--- WHAT YOU SHOULD DO ---
Report the count of lines containing the word "Your" in the entries below, and nothing more.

● ● ● ●

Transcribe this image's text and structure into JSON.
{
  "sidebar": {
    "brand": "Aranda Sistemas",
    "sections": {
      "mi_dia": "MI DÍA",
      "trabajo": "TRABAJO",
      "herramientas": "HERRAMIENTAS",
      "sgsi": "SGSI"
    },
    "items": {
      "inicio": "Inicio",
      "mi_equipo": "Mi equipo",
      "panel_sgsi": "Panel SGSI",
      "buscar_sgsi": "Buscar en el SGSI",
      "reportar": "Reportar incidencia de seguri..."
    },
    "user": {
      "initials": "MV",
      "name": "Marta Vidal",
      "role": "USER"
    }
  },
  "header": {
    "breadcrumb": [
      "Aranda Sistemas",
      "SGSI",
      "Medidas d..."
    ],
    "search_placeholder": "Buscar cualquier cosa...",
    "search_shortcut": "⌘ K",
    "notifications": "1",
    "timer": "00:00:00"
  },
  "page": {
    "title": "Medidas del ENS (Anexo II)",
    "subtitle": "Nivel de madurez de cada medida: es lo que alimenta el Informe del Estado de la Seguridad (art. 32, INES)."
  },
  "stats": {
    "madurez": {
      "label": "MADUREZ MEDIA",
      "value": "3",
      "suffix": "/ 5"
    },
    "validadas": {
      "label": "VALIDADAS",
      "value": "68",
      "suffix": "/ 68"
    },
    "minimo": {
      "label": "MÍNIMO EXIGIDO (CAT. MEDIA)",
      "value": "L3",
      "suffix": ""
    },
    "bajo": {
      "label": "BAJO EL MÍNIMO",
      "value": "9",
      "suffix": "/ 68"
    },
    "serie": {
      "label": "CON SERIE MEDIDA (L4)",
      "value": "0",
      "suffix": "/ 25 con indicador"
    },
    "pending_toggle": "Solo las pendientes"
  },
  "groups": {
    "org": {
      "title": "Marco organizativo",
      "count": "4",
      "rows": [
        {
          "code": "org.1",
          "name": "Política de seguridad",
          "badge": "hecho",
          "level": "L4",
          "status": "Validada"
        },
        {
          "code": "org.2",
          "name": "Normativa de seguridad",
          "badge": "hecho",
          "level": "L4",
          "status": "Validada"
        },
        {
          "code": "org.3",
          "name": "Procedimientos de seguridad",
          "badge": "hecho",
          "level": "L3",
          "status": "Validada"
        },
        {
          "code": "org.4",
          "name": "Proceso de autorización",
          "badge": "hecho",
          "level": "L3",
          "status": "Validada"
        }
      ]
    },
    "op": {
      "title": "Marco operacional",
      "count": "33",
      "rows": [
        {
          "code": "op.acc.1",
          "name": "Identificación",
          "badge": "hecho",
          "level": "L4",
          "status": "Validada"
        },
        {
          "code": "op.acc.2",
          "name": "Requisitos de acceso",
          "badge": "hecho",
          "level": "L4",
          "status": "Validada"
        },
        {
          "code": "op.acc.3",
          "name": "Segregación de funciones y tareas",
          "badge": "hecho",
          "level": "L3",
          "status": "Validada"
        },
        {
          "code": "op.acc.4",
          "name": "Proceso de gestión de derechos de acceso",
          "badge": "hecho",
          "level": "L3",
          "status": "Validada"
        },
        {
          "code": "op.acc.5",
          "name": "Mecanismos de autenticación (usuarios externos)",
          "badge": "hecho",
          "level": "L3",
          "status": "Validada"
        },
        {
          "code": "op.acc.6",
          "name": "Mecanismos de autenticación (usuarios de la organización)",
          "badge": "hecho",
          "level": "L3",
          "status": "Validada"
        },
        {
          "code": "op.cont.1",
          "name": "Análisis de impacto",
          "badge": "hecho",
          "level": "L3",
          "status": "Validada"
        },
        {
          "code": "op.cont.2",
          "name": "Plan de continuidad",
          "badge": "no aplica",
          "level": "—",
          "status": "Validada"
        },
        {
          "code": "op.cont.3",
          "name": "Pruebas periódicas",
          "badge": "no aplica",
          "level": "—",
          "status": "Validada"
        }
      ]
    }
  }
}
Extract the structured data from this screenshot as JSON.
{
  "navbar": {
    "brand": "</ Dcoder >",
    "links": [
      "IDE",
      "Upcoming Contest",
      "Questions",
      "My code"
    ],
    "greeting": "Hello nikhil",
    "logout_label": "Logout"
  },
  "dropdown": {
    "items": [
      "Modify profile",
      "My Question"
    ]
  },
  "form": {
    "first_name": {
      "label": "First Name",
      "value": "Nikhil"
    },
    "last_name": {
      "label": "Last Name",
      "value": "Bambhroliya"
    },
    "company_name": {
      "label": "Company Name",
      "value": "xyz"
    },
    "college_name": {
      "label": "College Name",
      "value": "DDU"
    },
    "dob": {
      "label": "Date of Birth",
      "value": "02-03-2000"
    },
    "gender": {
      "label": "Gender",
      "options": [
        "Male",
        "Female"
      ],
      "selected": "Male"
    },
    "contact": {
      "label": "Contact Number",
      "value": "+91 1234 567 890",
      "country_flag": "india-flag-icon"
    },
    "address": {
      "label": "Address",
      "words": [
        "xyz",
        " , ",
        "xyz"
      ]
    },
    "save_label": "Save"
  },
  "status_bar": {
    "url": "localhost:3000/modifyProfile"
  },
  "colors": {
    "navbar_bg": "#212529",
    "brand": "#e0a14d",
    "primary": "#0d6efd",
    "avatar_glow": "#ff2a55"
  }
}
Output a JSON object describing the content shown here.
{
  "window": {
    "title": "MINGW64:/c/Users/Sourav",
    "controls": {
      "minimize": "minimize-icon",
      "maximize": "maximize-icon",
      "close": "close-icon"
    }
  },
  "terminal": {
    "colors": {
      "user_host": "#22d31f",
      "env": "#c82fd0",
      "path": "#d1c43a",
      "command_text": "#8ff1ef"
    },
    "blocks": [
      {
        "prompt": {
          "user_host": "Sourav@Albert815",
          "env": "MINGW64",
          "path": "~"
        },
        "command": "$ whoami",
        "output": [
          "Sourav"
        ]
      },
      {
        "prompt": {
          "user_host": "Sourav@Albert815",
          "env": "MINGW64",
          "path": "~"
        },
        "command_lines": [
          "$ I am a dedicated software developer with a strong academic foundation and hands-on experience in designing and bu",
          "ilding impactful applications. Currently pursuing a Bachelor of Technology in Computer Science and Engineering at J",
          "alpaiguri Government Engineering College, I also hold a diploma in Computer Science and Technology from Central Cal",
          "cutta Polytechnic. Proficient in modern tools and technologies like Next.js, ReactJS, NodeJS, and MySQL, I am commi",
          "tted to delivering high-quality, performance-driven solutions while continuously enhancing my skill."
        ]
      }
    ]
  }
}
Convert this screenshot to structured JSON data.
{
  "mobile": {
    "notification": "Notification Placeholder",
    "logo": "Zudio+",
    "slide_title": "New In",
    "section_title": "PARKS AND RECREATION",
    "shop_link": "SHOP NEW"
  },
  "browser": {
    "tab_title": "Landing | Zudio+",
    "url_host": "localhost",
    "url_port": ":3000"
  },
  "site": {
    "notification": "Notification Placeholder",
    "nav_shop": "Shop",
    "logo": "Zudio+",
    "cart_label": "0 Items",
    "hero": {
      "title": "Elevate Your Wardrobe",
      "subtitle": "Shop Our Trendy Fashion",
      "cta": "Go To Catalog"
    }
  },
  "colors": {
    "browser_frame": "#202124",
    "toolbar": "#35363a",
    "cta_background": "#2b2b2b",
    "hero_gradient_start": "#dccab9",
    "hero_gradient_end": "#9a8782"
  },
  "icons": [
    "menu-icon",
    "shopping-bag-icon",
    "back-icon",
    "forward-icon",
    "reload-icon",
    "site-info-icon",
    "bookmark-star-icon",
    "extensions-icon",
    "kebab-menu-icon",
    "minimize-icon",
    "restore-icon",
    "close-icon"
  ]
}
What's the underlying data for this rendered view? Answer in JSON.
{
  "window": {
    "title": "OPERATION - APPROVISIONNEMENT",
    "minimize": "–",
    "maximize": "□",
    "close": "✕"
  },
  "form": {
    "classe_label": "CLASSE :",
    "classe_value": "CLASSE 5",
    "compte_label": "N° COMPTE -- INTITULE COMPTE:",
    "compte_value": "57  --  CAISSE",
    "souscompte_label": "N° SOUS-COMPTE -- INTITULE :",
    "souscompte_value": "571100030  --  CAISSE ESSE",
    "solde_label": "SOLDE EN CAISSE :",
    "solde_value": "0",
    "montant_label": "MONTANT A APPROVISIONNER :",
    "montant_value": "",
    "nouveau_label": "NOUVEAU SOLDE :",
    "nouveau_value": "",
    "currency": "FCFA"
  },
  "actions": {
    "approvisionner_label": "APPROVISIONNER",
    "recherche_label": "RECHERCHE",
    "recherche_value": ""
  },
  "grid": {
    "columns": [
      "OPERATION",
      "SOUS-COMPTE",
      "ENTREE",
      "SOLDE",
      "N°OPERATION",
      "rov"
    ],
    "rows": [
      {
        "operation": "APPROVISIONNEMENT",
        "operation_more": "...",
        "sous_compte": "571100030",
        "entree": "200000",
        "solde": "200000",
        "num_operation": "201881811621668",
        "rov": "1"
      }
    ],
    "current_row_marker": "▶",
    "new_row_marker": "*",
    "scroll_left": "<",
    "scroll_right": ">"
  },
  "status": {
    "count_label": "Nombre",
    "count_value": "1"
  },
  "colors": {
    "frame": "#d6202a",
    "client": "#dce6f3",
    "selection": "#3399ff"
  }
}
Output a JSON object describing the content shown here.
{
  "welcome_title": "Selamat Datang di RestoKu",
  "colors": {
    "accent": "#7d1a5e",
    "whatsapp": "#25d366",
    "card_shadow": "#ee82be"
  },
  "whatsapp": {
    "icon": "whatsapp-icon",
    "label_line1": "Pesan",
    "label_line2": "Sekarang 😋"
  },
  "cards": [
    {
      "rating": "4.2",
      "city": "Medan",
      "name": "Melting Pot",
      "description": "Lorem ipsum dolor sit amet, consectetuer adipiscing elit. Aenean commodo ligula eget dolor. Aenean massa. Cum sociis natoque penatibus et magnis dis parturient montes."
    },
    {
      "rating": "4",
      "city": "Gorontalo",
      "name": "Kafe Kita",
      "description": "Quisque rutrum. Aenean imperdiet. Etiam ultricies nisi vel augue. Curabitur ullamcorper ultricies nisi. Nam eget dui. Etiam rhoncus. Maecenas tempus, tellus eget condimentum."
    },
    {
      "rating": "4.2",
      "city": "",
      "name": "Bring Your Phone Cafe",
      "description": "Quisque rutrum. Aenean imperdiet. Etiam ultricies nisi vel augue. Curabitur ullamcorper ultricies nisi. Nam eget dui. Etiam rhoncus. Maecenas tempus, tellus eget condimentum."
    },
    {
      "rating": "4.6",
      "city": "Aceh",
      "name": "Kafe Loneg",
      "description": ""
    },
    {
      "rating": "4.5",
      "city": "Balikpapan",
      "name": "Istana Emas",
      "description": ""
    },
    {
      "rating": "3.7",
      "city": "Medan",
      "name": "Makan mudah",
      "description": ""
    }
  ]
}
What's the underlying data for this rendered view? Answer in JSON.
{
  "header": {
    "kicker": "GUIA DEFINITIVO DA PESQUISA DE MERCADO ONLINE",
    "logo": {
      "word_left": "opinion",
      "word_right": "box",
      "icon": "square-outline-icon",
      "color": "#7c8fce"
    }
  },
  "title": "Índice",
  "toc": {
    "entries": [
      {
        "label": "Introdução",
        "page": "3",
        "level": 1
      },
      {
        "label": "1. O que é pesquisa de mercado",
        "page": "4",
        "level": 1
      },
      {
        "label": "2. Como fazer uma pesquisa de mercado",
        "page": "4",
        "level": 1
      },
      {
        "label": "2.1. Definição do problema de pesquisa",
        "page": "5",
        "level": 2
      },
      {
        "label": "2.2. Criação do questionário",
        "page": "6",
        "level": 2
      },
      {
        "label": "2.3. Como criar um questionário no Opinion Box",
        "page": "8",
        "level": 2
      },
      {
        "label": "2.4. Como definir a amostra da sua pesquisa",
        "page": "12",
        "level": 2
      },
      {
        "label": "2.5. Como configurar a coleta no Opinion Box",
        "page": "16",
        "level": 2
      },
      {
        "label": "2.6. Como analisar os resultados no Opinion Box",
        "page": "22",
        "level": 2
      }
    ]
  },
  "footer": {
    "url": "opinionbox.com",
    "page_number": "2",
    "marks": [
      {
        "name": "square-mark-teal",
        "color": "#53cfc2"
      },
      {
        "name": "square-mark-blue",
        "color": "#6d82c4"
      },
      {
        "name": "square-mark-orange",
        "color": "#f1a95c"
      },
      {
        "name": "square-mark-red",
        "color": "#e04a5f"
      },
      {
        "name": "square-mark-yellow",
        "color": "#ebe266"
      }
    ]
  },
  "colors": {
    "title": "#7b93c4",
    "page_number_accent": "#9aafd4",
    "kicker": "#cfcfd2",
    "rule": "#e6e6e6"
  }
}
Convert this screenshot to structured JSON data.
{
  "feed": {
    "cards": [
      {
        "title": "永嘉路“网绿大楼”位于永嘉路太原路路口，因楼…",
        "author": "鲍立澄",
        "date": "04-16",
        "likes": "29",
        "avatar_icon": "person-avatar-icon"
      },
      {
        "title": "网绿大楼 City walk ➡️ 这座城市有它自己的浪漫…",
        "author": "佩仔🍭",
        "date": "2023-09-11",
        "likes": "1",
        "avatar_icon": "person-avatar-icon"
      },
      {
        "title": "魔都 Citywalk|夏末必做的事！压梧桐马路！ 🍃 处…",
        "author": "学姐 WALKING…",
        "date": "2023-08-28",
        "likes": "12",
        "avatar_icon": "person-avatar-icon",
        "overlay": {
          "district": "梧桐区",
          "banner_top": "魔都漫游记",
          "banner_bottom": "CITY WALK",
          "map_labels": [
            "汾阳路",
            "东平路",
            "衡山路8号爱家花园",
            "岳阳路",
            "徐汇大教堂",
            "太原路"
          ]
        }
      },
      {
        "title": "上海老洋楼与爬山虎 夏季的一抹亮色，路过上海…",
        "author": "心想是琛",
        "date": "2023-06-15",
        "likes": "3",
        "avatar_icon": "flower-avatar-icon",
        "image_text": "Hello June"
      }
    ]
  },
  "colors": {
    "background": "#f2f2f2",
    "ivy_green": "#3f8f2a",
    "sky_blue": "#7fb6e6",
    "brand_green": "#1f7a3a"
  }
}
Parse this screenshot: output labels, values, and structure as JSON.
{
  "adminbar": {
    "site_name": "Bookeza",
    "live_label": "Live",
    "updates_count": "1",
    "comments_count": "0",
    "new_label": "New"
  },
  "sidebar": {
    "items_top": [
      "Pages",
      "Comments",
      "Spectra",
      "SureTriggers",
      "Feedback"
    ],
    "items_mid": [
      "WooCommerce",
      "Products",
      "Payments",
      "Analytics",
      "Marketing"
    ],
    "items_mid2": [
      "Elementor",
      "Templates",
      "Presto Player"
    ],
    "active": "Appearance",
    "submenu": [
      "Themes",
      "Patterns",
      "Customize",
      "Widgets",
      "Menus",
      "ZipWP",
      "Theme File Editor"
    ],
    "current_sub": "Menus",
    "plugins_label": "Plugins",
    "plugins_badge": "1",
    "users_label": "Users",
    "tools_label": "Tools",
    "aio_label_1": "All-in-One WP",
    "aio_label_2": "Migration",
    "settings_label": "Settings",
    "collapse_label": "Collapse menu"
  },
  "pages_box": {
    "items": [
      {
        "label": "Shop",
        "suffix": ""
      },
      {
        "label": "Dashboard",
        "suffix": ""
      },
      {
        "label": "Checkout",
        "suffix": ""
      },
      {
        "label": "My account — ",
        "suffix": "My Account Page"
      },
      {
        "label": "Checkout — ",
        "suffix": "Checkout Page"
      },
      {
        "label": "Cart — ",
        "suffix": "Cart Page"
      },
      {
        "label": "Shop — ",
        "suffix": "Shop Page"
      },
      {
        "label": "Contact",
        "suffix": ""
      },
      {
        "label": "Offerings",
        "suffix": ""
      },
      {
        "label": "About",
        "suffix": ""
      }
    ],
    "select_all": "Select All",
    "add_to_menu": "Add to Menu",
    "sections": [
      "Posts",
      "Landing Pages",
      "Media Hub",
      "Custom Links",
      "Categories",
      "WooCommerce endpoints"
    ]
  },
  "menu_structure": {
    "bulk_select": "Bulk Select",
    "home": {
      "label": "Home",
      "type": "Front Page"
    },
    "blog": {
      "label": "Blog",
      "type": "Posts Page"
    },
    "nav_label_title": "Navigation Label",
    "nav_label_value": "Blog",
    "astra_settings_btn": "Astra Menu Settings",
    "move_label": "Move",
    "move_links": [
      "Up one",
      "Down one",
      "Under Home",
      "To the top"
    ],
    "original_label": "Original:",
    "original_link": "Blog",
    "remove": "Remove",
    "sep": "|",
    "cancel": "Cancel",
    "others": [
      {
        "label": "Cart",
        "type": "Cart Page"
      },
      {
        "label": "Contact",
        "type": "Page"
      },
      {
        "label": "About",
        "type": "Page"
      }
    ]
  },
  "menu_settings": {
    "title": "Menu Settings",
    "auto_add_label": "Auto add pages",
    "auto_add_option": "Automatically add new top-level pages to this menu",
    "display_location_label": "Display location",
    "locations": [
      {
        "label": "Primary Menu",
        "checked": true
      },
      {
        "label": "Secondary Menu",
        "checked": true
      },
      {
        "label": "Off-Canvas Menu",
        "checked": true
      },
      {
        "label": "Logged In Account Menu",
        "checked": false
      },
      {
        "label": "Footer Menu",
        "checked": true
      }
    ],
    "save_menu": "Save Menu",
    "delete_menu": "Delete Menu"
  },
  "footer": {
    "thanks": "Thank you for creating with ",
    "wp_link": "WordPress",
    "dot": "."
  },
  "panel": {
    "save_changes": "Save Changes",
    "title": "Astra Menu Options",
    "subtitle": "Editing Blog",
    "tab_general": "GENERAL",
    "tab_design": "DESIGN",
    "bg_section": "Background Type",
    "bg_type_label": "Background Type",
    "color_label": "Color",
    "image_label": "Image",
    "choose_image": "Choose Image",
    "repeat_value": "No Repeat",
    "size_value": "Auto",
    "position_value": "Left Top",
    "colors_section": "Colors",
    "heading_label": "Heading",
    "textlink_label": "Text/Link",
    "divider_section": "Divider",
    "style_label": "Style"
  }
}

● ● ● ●

--- ANSWER TO THIS EXERCISE ---
2